For now, no one seems willing to budge. ABF warned in December that it would be forced to make "extensive changes" to its network if it can't cut costs and increase flexibility through a new labor deal. The company insists that it needs a lower operating structure to compete for business it now has to turn away. The union, meanwhile, appears loath to agree to major concessions until it has evidence that ABF has its operational house in order. ABF has the highest labor costs of any LTL carrier, but critics say its terminal network is too large and its freight density too light to be profitable under the current structure.
There are several bargaining options available to both sides. Those include an extension of the existing contract, even one as long as two years, a timeframe that would coincide with the 2015 expiration of YRC's contract. Operations could continue without a contract, a dicey scenario for both sides; a union can strike a company without notice, though at the same time it can be decertified and lose access to hard-won contractual benefits. And there could be a strike on May 1.
No one knows how efficiently the marketplace would absorb ABF's freight if it were dispersed in the event of a work stoppage. Charles W. Clowdis Jr., managing director of transportation advisory services for consultancy IHS Global Insight, said customers shouldn't have trouble finding alternative transport services. Clowdis added, however, that he wouldn't be surprised if various carriers impose emergency surcharges to move ABF's goods.
The last time the LTL sector dealt with a major dislocation was in 2002 when the venerable carrier Consolidated Freightways, unable to pay its insurance premiums, suddenly went belly up. After a brief period of indigestion, however, other carriers picked up the slack.
Between now and month's end, several events will take place that could influence the talks. On April 10, a federal appeals court in St. Louis will hear arguments in ABF's long-running suit against YRC and the Teamsters over the three separate concessionary agreements. ABF argues the agreements were illegal because they circumvented the National Master Freight Agreement (NMFA), the compact that governs trucking labor relations.
ABF sued the Teamsters and YRC in November 2010, asking that the compacts be made null and void and that YRC's cost structure be returned to NMFA status. ABF also asked for $750 million in damages. However, ABF has made little headway in the courts, and some believe its resources would be better spent on contract bargaining and not in pursuing a legal fight against the union it is trying to come to terms with.
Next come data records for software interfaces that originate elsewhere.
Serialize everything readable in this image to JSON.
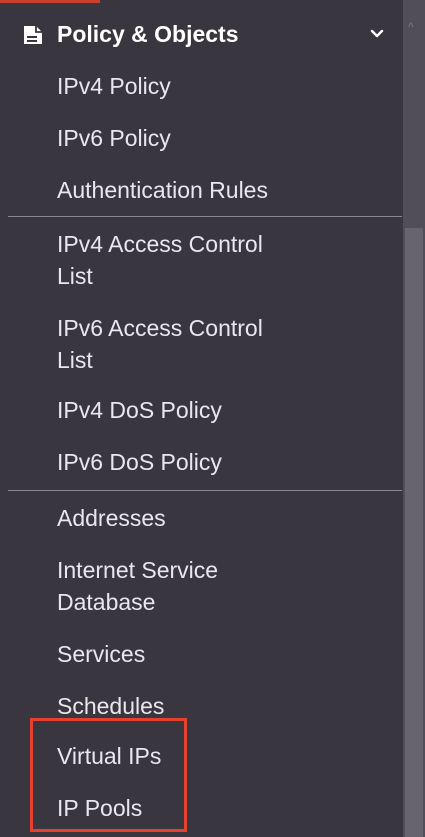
{
  "menu": {
    "section_title": "Policy & Objects",
    "section_icon": "document-icon",
    "expand_icon": "chevron-down-icon",
    "groups": [
      {
        "items": [
          {
            "label": "IPv4 Policy"
          },
          {
            "label": "IPv6 Policy"
          },
          {
            "label": "Authentication Rules"
          }
        ]
      },
      {
        "items": [
          {
            "label_line1": "IPv4 Access Control",
            "label_line2": "List"
          },
          {
            "label_line1": "IPv6 Access Control",
            "label_line2": "List"
          },
          {
            "label": "IPv4 DoS Policy"
          },
          {
            "label": "IPv6 DoS Policy"
          }
        ]
      },
      {
        "items": [
          {
            "label": "Addresses"
          },
          {
            "label_line1": "Internet Service",
            "label_line2": "Database"
          },
          {
            "label": "Services"
          },
          {
            "label": "Schedules"
          },
          {
            "label": "Virtual IPs",
            "highlighted": true
          },
          {
            "label": "IP Pools",
            "highlighted": true
          }
        ]
      }
    ]
  },
  "colors": {
    "background": "#3a3640",
    "text": "#e9e7ee",
    "highlight_border": "#e5412e",
    "divider": "#8a8792"
  }
}
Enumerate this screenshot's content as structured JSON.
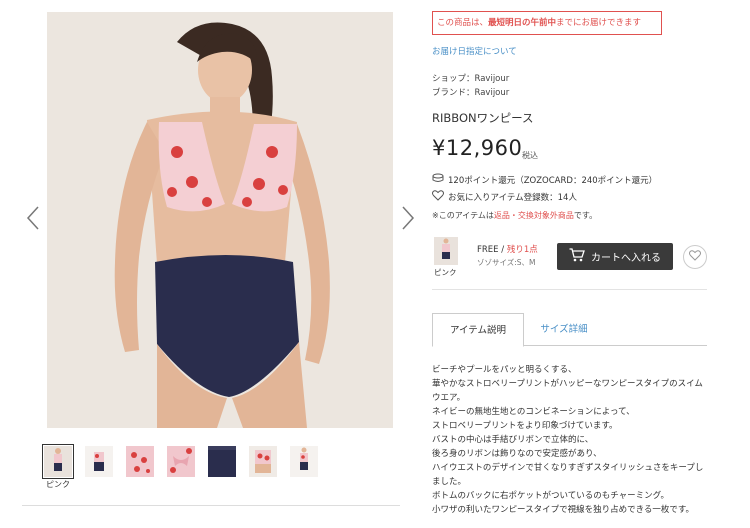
{
  "gallery": {
    "thumb_caption": "ピンク",
    "thumb_count": 7,
    "active_index": 0
  },
  "notice": {
    "prefix": "この商品は、",
    "emphasis": "最短明日の午前中",
    "suffix": "までにお届けできます"
  },
  "delivery_link": "お届け日指定について",
  "shop": "ショップ：Ravijour",
  "brand": "ブランド：Ravijour",
  "product_name": "RIBBONワンピース",
  "price": "¥12,960",
  "tax_label": "税込",
  "points": "120ポイント還元（ZOZOCARD：240ポイント還元）",
  "favorites": "お気に入りアイテム登録数：14人",
  "return_note": {
    "prefix": "※このアイテムは",
    "emphasis": "返品・交換対象外商品",
    "suffix": "です。"
  },
  "sku": {
    "color": "ピンク",
    "size": "FREE",
    "separator": " / ",
    "stock": "残り1点",
    "size_jp": "ゾゾサイズ:S、M"
  },
  "cart_label": "カートへ入れる",
  "tabs": [
    {
      "label": "アイテム説明"
    },
    {
      "label": "サイズ詳細"
    }
  ],
  "description": [
    "ビーチやプールをパッと明るくする、",
    "華やかなストロベリープリントがハッピーなワンピースタイプのスイムウエア。",
    "ネイビーの無地生地とのコンビネーションによって、",
    "ストロベリープリントをより印象づけています。",
    "バストの中心は手結びリボンで立体的に、",
    "後ろ身のリボンは飾りなので安定感があり、",
    "ハイウエストのデザインで甘くなりすぎずスタイリッシュさをキープしました。",
    "ボトムのバックに右ポケットがついているのもチャーミング。",
    "小ワザの利いたワンピースタイプで視線を独り占めできる一枚です。"
  ],
  "colors": {
    "accent_red": "#e0514f",
    "link_blue": "#4a90c7",
    "cart_dark": "#3a3a3a"
  }
}
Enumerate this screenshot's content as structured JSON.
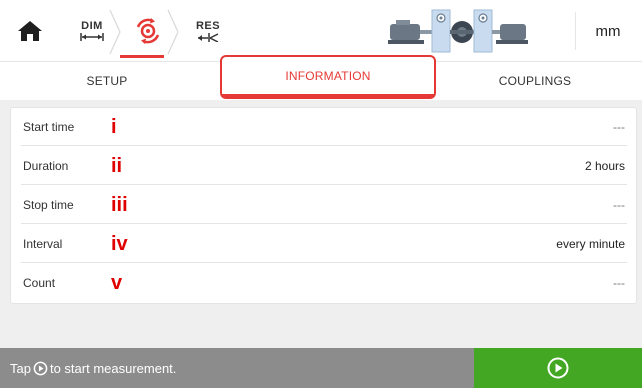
{
  "toolbar": {
    "home_icon": "home-icon",
    "steps": [
      {
        "id": "dim",
        "label": "DIM",
        "icon": "dimension-arrows-icon"
      },
      {
        "id": "measure",
        "label": "",
        "icon": "measure-rotation-icon"
      },
      {
        "id": "res",
        "label": "RES",
        "icon": "results-arrows-icon"
      }
    ],
    "machine_icon": "machine-train-icon",
    "unit": "mm",
    "accent": "#e53935"
  },
  "tabs": [
    {
      "label": "SETUP",
      "active": false
    },
    {
      "label": "INFORMATION",
      "active": true
    },
    {
      "label": "COUPLINGS",
      "active": false
    }
  ],
  "rows": [
    {
      "label": "Start time",
      "marker": "i",
      "value": "---"
    },
    {
      "label": "Duration",
      "marker": "ii",
      "value": "2 hours"
    },
    {
      "label": "Stop time",
      "marker": "iii",
      "value": "---"
    },
    {
      "label": "Interval",
      "marker": "iv",
      "value": "every minute"
    },
    {
      "label": "Count",
      "marker": "v",
      "value": "---"
    }
  ],
  "footer": {
    "hint_before": "Tap",
    "hint_after": "to start measurement.",
    "play_icon": "play-circle-icon",
    "start_button_icon": "play-circle-icon",
    "start_color": "#43a724"
  }
}
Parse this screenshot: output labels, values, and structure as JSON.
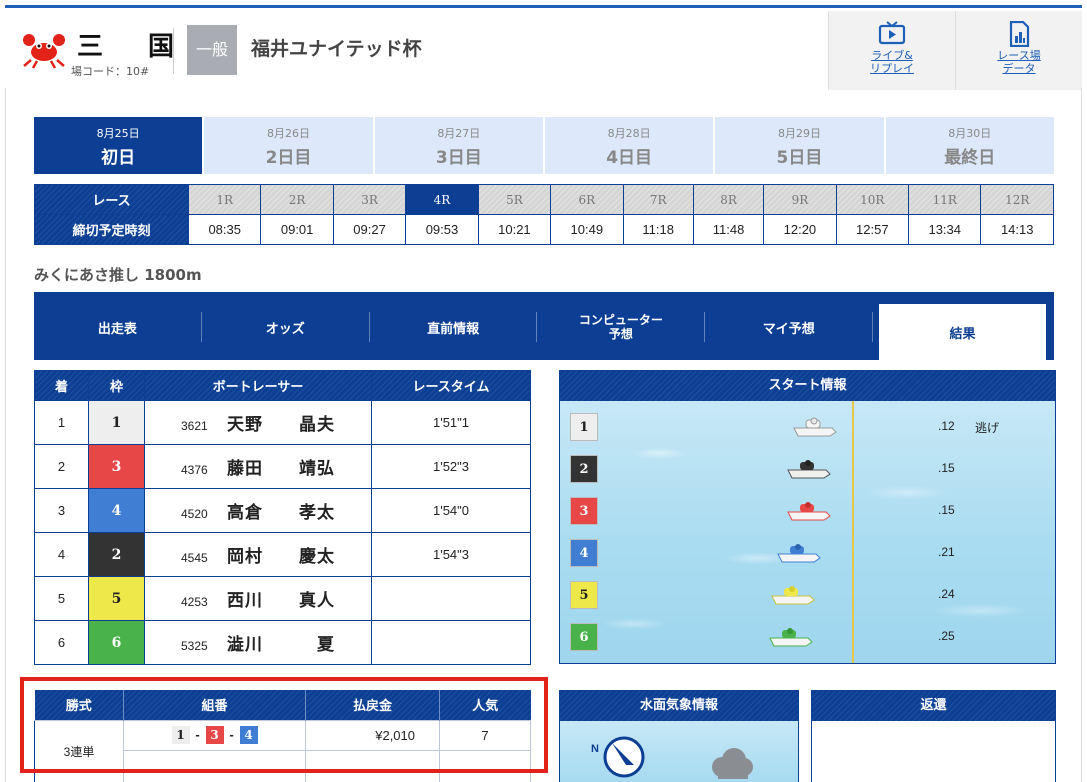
{
  "header": {
    "venue": "三 国",
    "venue_code": "場コード：10#",
    "grade": "一般",
    "race_title": "福井ユナイテッド杯",
    "live_label_1": "ライブ&",
    "live_label_2": "リプレイ",
    "data_label_1": "レース場",
    "data_label_2": "データ"
  },
  "days": [
    {
      "date": "8月25日",
      "label": "初日"
    },
    {
      "date": "8月26日",
      "label": "2日目"
    },
    {
      "date": "8月27日",
      "label": "3日目"
    },
    {
      "date": "8月28日",
      "label": "4日目"
    },
    {
      "date": "8月29日",
      "label": "5日目"
    },
    {
      "date": "8月30日",
      "label": "最終日"
    }
  ],
  "schedule": {
    "race_label": "レース",
    "time_label": "締切予定時刻",
    "races": [
      "1R",
      "2R",
      "3R",
      "4R",
      "5R",
      "6R",
      "7R",
      "8R",
      "9R",
      "10R",
      "11R",
      "12R"
    ],
    "times": [
      "08:35",
      "09:01",
      "09:27",
      "09:53",
      "10:21",
      "10:49",
      "11:18",
      "11:48",
      "12:20",
      "12:57",
      "13:34",
      "14:13"
    ]
  },
  "race_name": "みくにあさ推し 1800m",
  "tabs": {
    "t1": "出走表",
    "t2": "オッズ",
    "t3": "直前情報",
    "t4a": "コンピューター",
    "t4b": "予想",
    "t5": "マイ予想",
    "t6": "結果"
  },
  "results": {
    "headers": {
      "rank": "着",
      "waku": "枠",
      "racer": "ボートレーサー",
      "time": "レースタイム"
    },
    "rows": [
      {
        "rank": "1",
        "waku": "1",
        "reg": "3621",
        "name": "天野　　晶夫",
        "time": "1'51\"1"
      },
      {
        "rank": "2",
        "waku": "3",
        "reg": "4376",
        "name": "藤田　　靖弘",
        "time": "1'52\"3"
      },
      {
        "rank": "3",
        "waku": "4",
        "reg": "4520",
        "name": "高倉　　孝太",
        "time": "1'54\"0"
      },
      {
        "rank": "4",
        "waku": "2",
        "reg": "4545",
        "name": "岡村　　慶太",
        "time": "1'54\"3"
      },
      {
        "rank": "5",
        "waku": "5",
        "reg": "4253",
        "name": "西川　　真人",
        "time": ""
      },
      {
        "rank": "6",
        "waku": "6",
        "reg": "5325",
        "name": "澁川　　　夏",
        "time": ""
      }
    ]
  },
  "start_info": {
    "title": "スタート情報",
    "rows": [
      {
        "waku": "1",
        "st": ".12",
        "kimarite": "逃げ"
      },
      {
        "waku": "2",
        "st": ".15",
        "kimarite": ""
      },
      {
        "waku": "3",
        "st": ".15",
        "kimarite": ""
      },
      {
        "waku": "4",
        "st": ".21",
        "kimarite": ""
      },
      {
        "waku": "5",
        "st": ".24",
        "kimarite": ""
      },
      {
        "waku": "6",
        "st": ".25",
        "kimarite": ""
      }
    ]
  },
  "payout": {
    "headers": {
      "kind": "勝式",
      "combo": "組番",
      "amount": "払戻金",
      "pop": "人気"
    },
    "kind": "3連単",
    "combo": [
      "1",
      "3",
      "4"
    ],
    "amount": "¥2,010",
    "popularity": "7"
  },
  "weather_title": "水面気象情報",
  "weather_compass": "N",
  "refund_title": "返還",
  "colors": {
    "navy": "#0c3f94",
    "waku1": "#eeeeee",
    "waku2": "#333333",
    "waku3": "#e84747",
    "waku4": "#3f7ed3",
    "waku5": "#eee84a",
    "waku6": "#49b24a"
  }
}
On April 19, YRC Freight, YRC's long-haul LTL unit, will meet with leaders of Teamster locals to discuss the company's proposal to rationalize its network by closing three breakbulk terminals and consolidating 29 smaller, "end-of-line" terminals used as freight pickup and final delivery points. The move, designed to reduce freight-handling costs and expedite goods movement, could save YRC about $30 million a year.
UPS Freight, the unionized LTL arm of UPS Inc., is also in the process of negotiating its own contract with the Teamsters. The talks are running concurrently with the much-larger negotiations involving UPS and the union's 250,000-member small-package division. UPS Freight has about 15,000 Teamster members, though their contract does not fall under the NMFA umbrella.
UPS has made no secret of its desire to reach agreements on both contracts long before their July 31 expirations. UPS Freight negotiations are scheduled to resume in mid-month.